While generational differences guide preferences for post-pandemic in-person or video visits, as well as primary versus specialty care, telehealth has a significant role to play as health systems formulate their organizational strategies.
The year 2020 was a breakthrough year for telehealth. Now that the pandemic appears to be abating, health systems are seeking the best strategies to move forward with these initiatives and find a way to balance video visits with in-person care.
A consumer survey from the Healthcare Information Management Systems Society (HIMSS) provides significant clues about the road ahead. While there is still a preference for in-person care in the post-pandemic world, video visits have significant appeal, particularly among younger generations and certainly for primary care. Even in specialty care, where in-person visits have an edge, a significant number of patients desire video encounters, with younger people expressing the strongest interest.
Research and analysis for the survey was conducted by HIMSS Market Intelligence in March 2021. The sample included 509 individual consumers who had completed at least one telehealth video visit in the past 12 months. Demographics were balanced to the U.S. population.

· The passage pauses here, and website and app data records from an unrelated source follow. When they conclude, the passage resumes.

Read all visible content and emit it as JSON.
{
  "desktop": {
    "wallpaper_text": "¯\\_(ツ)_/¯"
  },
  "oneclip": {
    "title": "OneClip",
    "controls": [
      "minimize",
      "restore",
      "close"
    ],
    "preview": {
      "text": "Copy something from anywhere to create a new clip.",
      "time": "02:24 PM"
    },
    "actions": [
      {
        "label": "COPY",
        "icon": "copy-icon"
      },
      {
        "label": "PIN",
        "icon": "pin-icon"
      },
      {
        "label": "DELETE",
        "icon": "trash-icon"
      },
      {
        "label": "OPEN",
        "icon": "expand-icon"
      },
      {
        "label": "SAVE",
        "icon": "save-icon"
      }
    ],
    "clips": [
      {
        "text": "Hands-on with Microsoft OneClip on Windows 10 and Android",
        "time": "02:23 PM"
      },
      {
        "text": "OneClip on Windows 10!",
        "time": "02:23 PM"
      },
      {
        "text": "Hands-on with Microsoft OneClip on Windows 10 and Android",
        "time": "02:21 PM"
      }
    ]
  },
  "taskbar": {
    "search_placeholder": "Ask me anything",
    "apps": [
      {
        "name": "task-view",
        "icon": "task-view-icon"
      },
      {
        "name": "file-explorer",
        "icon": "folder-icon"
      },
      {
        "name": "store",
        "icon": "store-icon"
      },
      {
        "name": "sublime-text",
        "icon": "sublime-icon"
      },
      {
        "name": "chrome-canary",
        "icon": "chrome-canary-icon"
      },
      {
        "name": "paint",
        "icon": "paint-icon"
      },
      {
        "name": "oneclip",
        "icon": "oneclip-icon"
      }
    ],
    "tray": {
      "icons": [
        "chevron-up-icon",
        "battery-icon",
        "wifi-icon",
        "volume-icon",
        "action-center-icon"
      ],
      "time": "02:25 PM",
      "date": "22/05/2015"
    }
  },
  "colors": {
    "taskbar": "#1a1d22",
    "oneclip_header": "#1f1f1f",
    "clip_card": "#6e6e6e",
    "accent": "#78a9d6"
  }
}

"While patients were overall pleased with the care they received from a video-based telehealth visit, healthcare systems are still straddling a generational divide in term of attitudes towards cost and a wiliness to use video telehealth for specialty care versus primary care," Kerry Amato, executive director, health innovation, HIMSS, told HealthLeaders.
"This research illustrates the good news that more than 75% of patients were satisfied with the care they received from a video-based telehealth visit, which means that as healthcare providers are evaluating their post pandemic telehealth strategy, they can count on video being an important component," Amato says. "However, healthcare providers will need to carefully consider the use of video-based telehealth for specialty care versus primary care in their strategy. [Some] 58% of respondents indicated they are not willing to switch their specialty care provider even if offered a 50% discount, but would be willing to switch their primary care provider. That said, it may be useful for providers to initially explore a more robust video-based telehealth strategy around primary care and roll it out to other specialties as adoption increases."
Among all generations, the survey reveals that convenience is the top driver of telehealth use. The biggest barrier: Poor video/audio quality.
The Generational Divide
When choosing what type of primary care visit is preferred post-pandemic, there were differences by generation:
- 70% of Baby Boomers (ages 57-74) prefer in-person encounters; only 27% chose video visits.
- Generation X (ages 41-56) was about evenly split, with 47%% desiring in-person visits and 46% preferring video visits.
- 48% of Millennials (ages 25 to 40) indicated a preference for video visits, followed by 45% desiring an in-person visit.
- Generation Z (ages 18 to 24) expressed the strongest preference for video visits, with 55% choosing that option, and only 34% selecting in-person visits.
- Less than 5% of any generation said they preferred to use messaging or phone calls for primary care visits.
When visiting a specialist, most generations expressed a preference for in-person care post-pandemic, compared to video visits:
- 83% of Baby Boomers (ages 57-74) want to see specialists in person, with only 15% preferring video visits.
- 57% of Generation X (ages 41-56) selected in-person care, with 41% interested in video encounters.
- Millennials (ages 25 to 40) expressed a slight preference for video visits, with 48% choosing video and 46% selecting in-person visits.
- Once again, Generation Z (ages 18 to 24) expressed a strong preference for video visits, with 67% desiring video versus 30% who want in-person care.
- Phone calls or messaging with specialists were low on the preference scale, with only zero to 4% of any generation selecting these options.
The Cost Factor
The survey also explored cost factors. HIMSS reports:
- On average, out-of-pocket costs for patients were higher for in-person appointments ($34.68) compared to video appointments ($29.40).
- Research revealed 67% of respondents expect telehealth to cost less than traditional visits because they are virtual, shorter, and have minimal overhead office expenses.
- About half of patients are willing to change their primary care physicians if offered a discount.
- Younger generations are more tempted to save 50% by changing physicians compared to Baby Boomers.
- Specialty care providers are seen to have a higher value, therefore only one-in-three of those surveyed would be open to changing specialty care providers, regardless of the discount.
- Overall, four in 10 would choose to change providers to save money, while one in five would not want to change providers to save money because they already have a trusted doctor.
The survey also offered some compelling information to health systems as remote care begins to gain traction. The majority of respondents indicated they would be willing to use a health app if asked by their doctor, with more than half preferring an app designed especially for doctor‒patient use. Nearly four out of 10 respondents use a health app, with about 60% sharing the data with their doctors.
“Healthcare systems are still straddling a generational divide in term of attitudes towards cost and a wiliness to use video telehealth for specialty care versus primary care.”
Kerry Amato, executive director, health innovation, HIMSS
Mandy Roth is the innovations editor at HealthLeaders.
With the exception of Baby Boomers, about half of all generations prefer video visits for primary care.
Preference for specialist care via video ranges from 15% to 67%, with younger patients preferring this form of care.
67% of respondents expect telehealth to cost less than traditional visits because they are virtual, shorter, and have minimal overhead office expenses.